Now that he has presumably had time to read the subpoenas from State Farm attorneys, we have yet to hear from Mr. Denhoy. Nowhere in the recent Piper note nor from any of the sell side analysts is there any acknowledgement of the subpoenas served not just on ArthroCare but also on CEO Michael Baker and spine chief David Applegate.
And so goes Wall Street. The downgrades will eventually come when and if indictments hit, or the company decides to clean up its act and lower its numbers…by then it will be too late for many. What is unfortunate is that the analysts still don’t understand the human element. The importance of the doctors coding 63056 vs 62287 is not to get approved for reimbursement by insurance, but rather it is for the purpose of extracting large settlement payouts for personal injury cases. The little incision required for a 63056 is the doorway by which a personal injury attorney can sue for pain and suffering. Far beyond Wall Street’s myopic view, there are people who are actively getting needless surgeries while personal injury attorneys and orthopedists are getting rich, with DiscoCare as the puppet master.
One More Fun Document
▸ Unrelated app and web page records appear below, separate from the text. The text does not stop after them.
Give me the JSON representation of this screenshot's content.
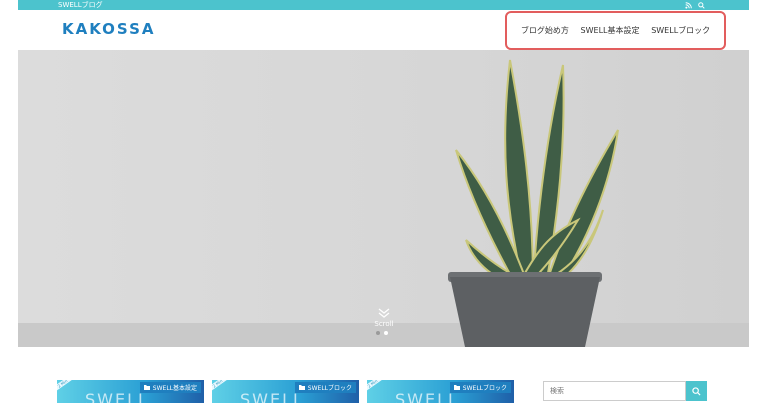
{
  "topbar": {
    "tagline": "SWELLブログ",
    "icons": [
      "rss-icon",
      "search-icon"
    ]
  },
  "header": {
    "logo": "KAKOSSA"
  },
  "nav": {
    "items": [
      {
        "label": "ブログ始め方"
      },
      {
        "label": "SWELL基本設定"
      },
      {
        "label": "SWELLブロック"
      }
    ]
  },
  "hero": {
    "scroll_label": "Scroll",
    "slides": 2,
    "active_slide": 2
  },
  "cards": [
    {
      "category": "SWELL基本設定",
      "ribbon": "2 Min",
      "art_text": "SWELL"
    },
    {
      "category": "SWELLブロック",
      "ribbon": "2 Min",
      "art_text": "SWELL"
    },
    {
      "category": "SWELLブロック",
      "ribbon": "2 Min",
      "art_text": "SWELL"
    }
  ],
  "sidebar": {
    "search": {
      "placeholder": "検索"
    }
  },
  "colors": {
    "accent": "#4cc3cd",
    "logo": "#1f7fbf",
    "highlight": "#e25d5d"
  }
}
For months Citron has been stating that DiscoCare has been run directly out of the office of Palm Beach Lakes Surgical Center, one of the company’s largest customers for spine products, and they have been teaching doctors how to code in what we believe to be a personal injury scheme. Look at this document and the address of DiscoCare, and you decide what is rumor vs. fact.
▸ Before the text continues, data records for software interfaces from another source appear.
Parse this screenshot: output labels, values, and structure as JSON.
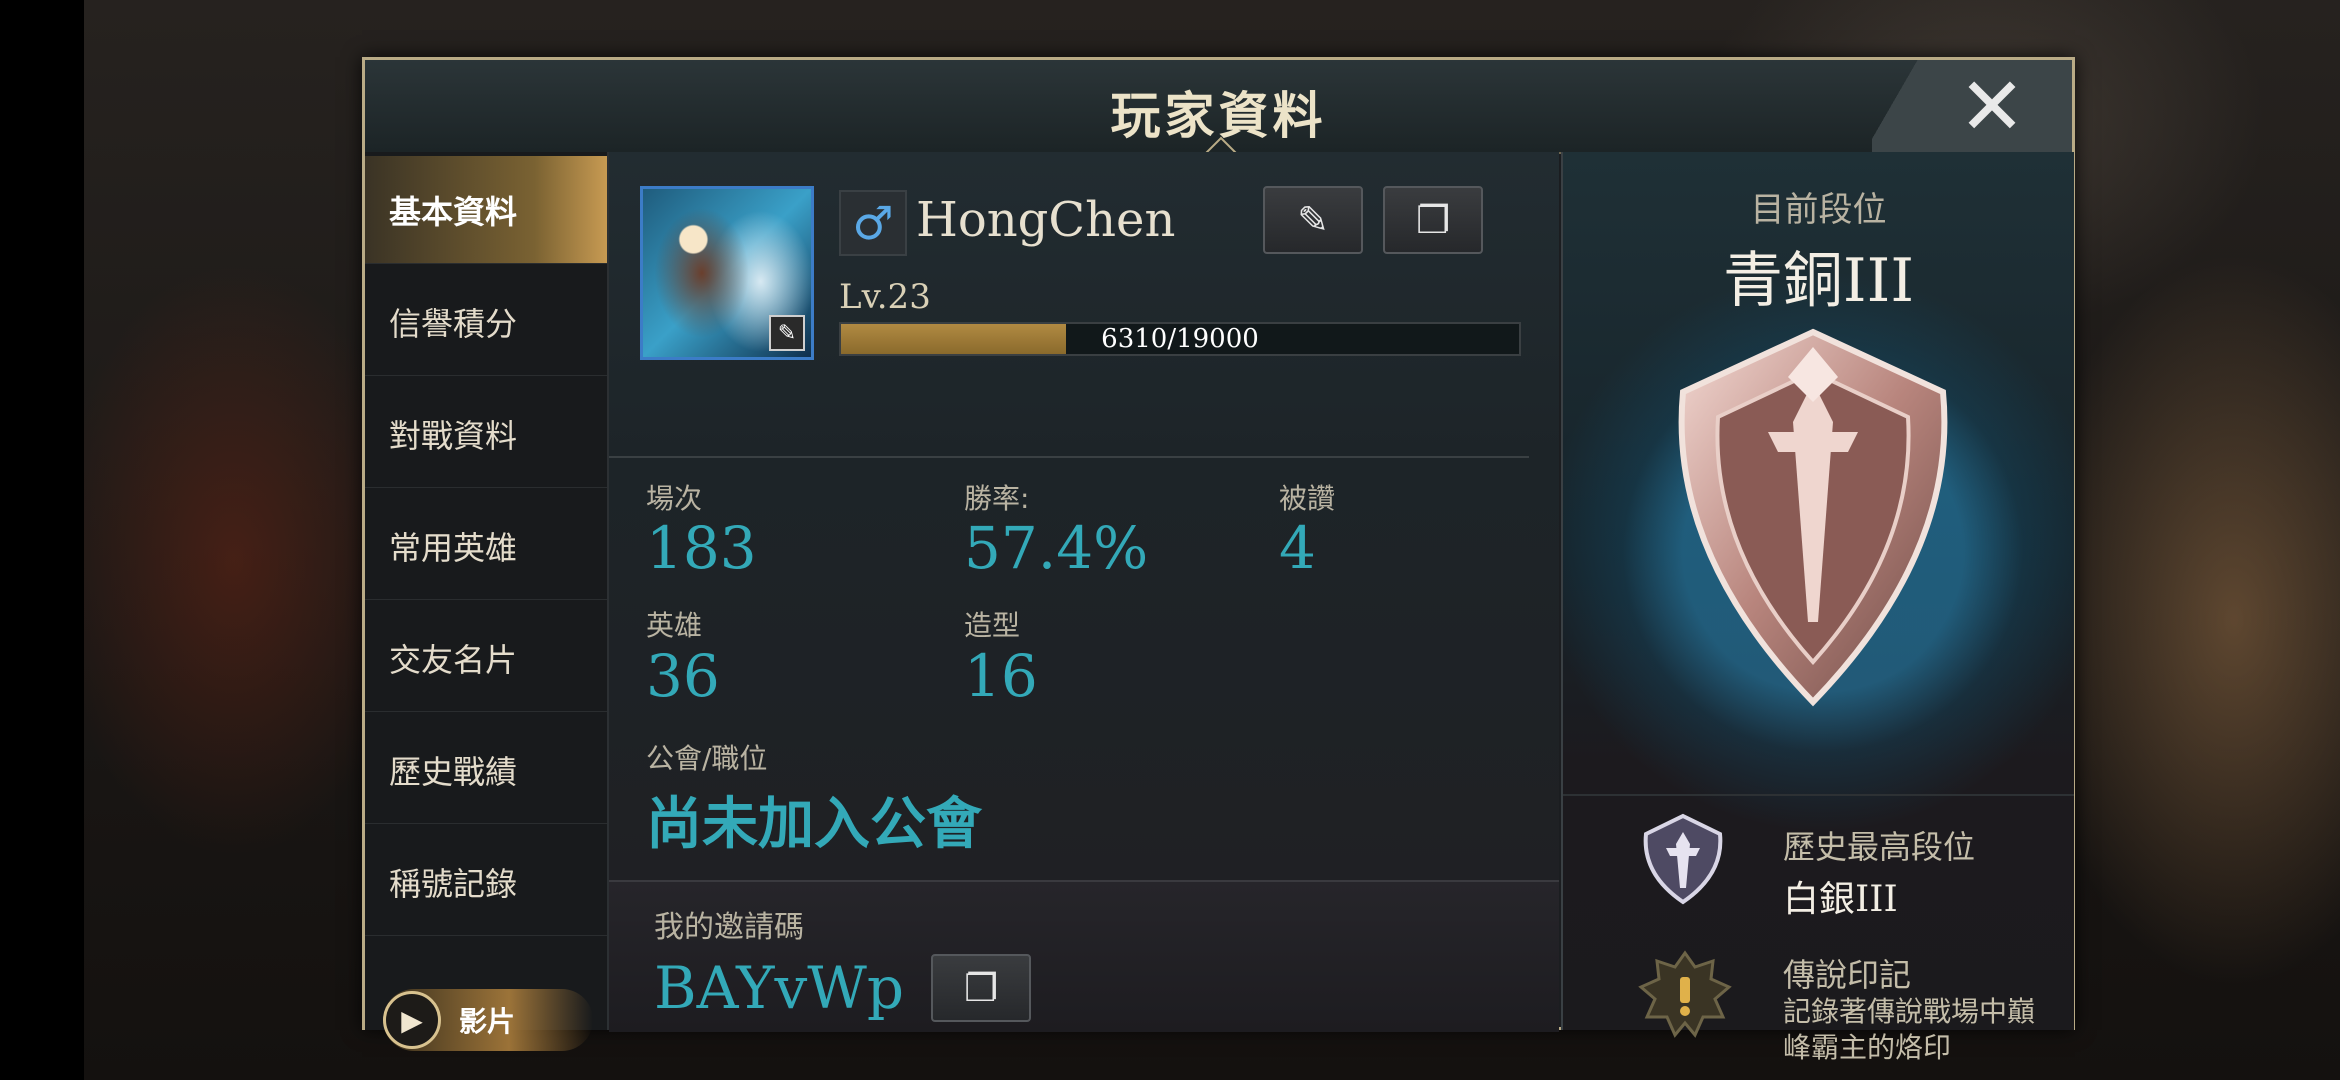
{
  "dialog": {
    "title": "玩家資料",
    "close_glyph": "✕"
  },
  "sidebar": {
    "items": [
      {
        "label": "基本資料",
        "active": true
      },
      {
        "label": "信譽積分",
        "active": false
      },
      {
        "label": "對戰資料",
        "active": false
      },
      {
        "label": "常用英雄",
        "active": false
      },
      {
        "label": "交友名片",
        "active": false
      },
      {
        "label": "歷史戰績",
        "active": false
      },
      {
        "label": "稱號記錄",
        "active": false
      }
    ],
    "video_label": "影片"
  },
  "profile": {
    "name": "HongChen",
    "gender_icon": "male-icon",
    "gender_glyph": "♂",
    "level": "Lv.23",
    "exp_text": "6310/19000",
    "exp_fraction": 0.332
  },
  "stats": {
    "matches_label": "場次",
    "matches_value": "183",
    "winrate_label": "勝率:",
    "winrate_value": "57.4%",
    "likes_label": "被讚",
    "likes_value": "4",
    "heroes_label": "英雄",
    "heroes_value": "36",
    "skins_label": "造型",
    "skins_value": "16",
    "guild_label": "公會/職位",
    "guild_value": "尚未加入公會"
  },
  "invite": {
    "label": "我的邀請碼",
    "code": "BAYvWp"
  },
  "rank": {
    "current_label": "目前段位",
    "current_value": "青銅III",
    "highest_label": "歷史最高段位",
    "highest_value": "白銀III",
    "legend_title": "傳說印記",
    "legend_desc": "記錄著傳說戰場中巔峰霸主的烙印"
  },
  "colors": {
    "accent_teal": "#33a9b8",
    "gold": "#c79a52",
    "border_gold": "#b9ab86"
  }
}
We are convinced that ArthroCare is committing fraud. Not only are they committing fraud on the investing public but also on the insurance companies who pay out the exorbitant claims. While ArthroCare is using its legal muscle in attempts to hide the facts, Citron is using its resources to expose them. This is not a case of a company vs a short-seller. This is a case of ArthroCare vs ArthroCare. The management has contradicted themselves repeatedly and has been proven to be liars BY THEIR OWN DOCUMENTS. Citron has no doubt that it is only time before an enforcement agency comes a knockin’ at the door.